[WHAT TO WORK ON] Working from the entries that follow, retype each one without any alteration.

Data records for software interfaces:

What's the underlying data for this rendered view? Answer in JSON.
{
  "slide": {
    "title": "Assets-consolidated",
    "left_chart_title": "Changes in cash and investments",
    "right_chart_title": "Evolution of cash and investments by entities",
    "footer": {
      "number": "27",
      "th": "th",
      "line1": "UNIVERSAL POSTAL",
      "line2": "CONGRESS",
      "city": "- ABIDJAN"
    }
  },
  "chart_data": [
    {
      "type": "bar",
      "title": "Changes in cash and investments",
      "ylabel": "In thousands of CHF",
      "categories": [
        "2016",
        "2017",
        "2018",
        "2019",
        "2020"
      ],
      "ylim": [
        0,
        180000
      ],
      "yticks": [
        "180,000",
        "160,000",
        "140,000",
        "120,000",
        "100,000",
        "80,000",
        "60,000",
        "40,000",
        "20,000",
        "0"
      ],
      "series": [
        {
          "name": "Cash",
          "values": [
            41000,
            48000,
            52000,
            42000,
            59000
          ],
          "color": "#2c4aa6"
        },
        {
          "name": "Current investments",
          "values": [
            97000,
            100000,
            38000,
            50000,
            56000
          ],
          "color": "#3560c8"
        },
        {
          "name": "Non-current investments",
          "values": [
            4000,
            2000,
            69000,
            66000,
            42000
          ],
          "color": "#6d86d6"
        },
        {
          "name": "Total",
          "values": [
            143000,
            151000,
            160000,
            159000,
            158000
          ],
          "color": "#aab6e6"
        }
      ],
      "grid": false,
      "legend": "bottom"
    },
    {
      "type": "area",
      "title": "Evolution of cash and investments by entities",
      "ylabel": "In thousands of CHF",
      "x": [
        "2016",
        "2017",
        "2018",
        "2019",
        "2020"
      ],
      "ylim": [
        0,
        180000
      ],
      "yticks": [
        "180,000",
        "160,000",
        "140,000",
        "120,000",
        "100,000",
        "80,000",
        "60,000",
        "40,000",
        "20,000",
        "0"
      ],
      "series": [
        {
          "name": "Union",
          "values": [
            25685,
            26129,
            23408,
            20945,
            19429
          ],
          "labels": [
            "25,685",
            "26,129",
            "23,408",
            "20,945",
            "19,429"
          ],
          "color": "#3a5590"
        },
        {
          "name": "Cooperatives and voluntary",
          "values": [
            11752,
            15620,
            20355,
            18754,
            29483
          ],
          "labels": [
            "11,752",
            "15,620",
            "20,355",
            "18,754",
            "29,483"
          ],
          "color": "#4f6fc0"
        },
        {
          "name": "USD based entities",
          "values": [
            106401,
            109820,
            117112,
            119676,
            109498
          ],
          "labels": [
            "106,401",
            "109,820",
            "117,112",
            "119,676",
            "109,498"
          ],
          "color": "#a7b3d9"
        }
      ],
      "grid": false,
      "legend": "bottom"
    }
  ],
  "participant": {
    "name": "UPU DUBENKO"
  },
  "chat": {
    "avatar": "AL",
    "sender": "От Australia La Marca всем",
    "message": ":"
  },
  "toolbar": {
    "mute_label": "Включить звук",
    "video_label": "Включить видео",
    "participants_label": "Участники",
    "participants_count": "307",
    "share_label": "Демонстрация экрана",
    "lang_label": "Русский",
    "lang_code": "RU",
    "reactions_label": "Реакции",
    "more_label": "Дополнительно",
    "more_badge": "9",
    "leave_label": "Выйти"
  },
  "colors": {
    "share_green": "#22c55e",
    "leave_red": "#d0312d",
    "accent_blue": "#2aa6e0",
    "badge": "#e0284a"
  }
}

[EXPECTED OUTPUT]
What's the underlying data for this rendered view? Answer in JSON.
{
  "slide": {
    "title": "Assets-consolidated",
    "left_chart_title": "Changes in cash and investments",
    "right_chart_title": "Evolution of cash and investments by entities",
    "footer": {
      "number": "27",
      "th": "th",
      "line1": "UNIVERSAL POSTAL",
      "line2": "CONGRESS",
      "city": "- ABIDJAN"
    }
  },
  "chart_data": [
    {
      "type": "bar",
      "title": "Changes in cash and investments",
      "ylabel": "In thousands of CHF",
      "categories": [
        "2016",
        "2017",
        "2018",
        "2019",
        "2020"
      ],
      "ylim": [
        0,
        180000
      ],
      "yticks": [
        "180,000",
        "160,000",
        "140,000",
        "120,000",
        "100,000",
        "80,000",
        "60,000",
        "40,000",
        "20,000",
        "0"
      ],
      "series": [
        {
          "name": "Cash",
          "values": [
            41000,
            48000,
            52000,
            42000,
            59000
          ],
          "color": "#2c4aa6"
        },
        {
          "name": "Current investments",
          "values": [
            97000,
            100000,
            38000,
            50000,
            56000
          ],
          "color": "#3560c8"
        },
        {
          "name": "Non-current investments",
          "values": [
            4000,
            2000,
            69000,
            66000,
            42000
          ],
          "color": "#6d86d6"
        },
        {
          "name": "Total",
          "values": [
            143000,
            151000,
            160000,
            159000,
            158000
          ],
          "color": "#aab6e6"
        }
      ],
      "grid": false,
      "legend": "bottom"
    },
    {
      "type": "area",
      "title": "Evolution of cash and investments by entities",
      "ylabel": "In thousands of CHF",
      "x": [
        "2016",
        "2017",
        "2018",
        "2019",
        "2020"
      ],
      "ylim": [
        0,
        180000
      ],
      "yticks": [
        "180,000",
        "160,000",
        "140,000",
        "120,000",
        "100,000",
        "80,000",
        "60,000",
        "40,000",
        "20,000",
        "0"
      ],
      "series": [
        {
          "name": "Union",
          "values": [
            25685,
            26129,
            23408,
            20945,
            19429
          ],
          "labels": [
            "25,685",
            "26,129",
            "23,408",
            "20,945",
            "19,429"
          ],
          "color": "#3a5590"
        },
        {
          "name": "Cooperatives and voluntary",
          "values": [
            11752,
            15620,
            20355,
            18754,
            29483
          ],
          "labels": [
            "11,752",
            "15,620",
            "20,355",
            "18,754",
            "29,483"
          ],
          "color": "#4f6fc0"
        },
        {
          "name": "USD based entities",
          "values": [
            106401,
            109820,
            117112,
            119676,
            109498
          ],
          "labels": [
            "106,401",
            "109,820",
            "117,112",
            "119,676",
            "109,498"
          ],
          "color": "#a7b3d9"
        }
      ],
      "grid": false,
      "legend": "bottom"
    }
  ],
  "participant": {
    "name": "UPU DUBENKO"
  },
  "chat": {
    "avatar": "AL",
    "sender": "От Australia La Marca всем",
    "message": ":"
  },
  "toolbar": {
    "mute_label": "Включить звук",
    "video_label": "Включить видео",
    "participants_label": "Участники",
    "participants_count": "307",
    "share_label": "Демонстрация экрана",
    "lang_label": "Русский",
    "lang_code": "RU",
    "reactions_label": "Реакции",
    "more_label": "Дополнительно",
    "more_badge": "9",
    "leave_label": "Выйти"
  },
  "colors": {
    "share_green": "#22c55e",
    "leave_red": "#d0312d",
    "accent_blue": "#2aa6e0",
    "badge": "#e0284a"
  }
}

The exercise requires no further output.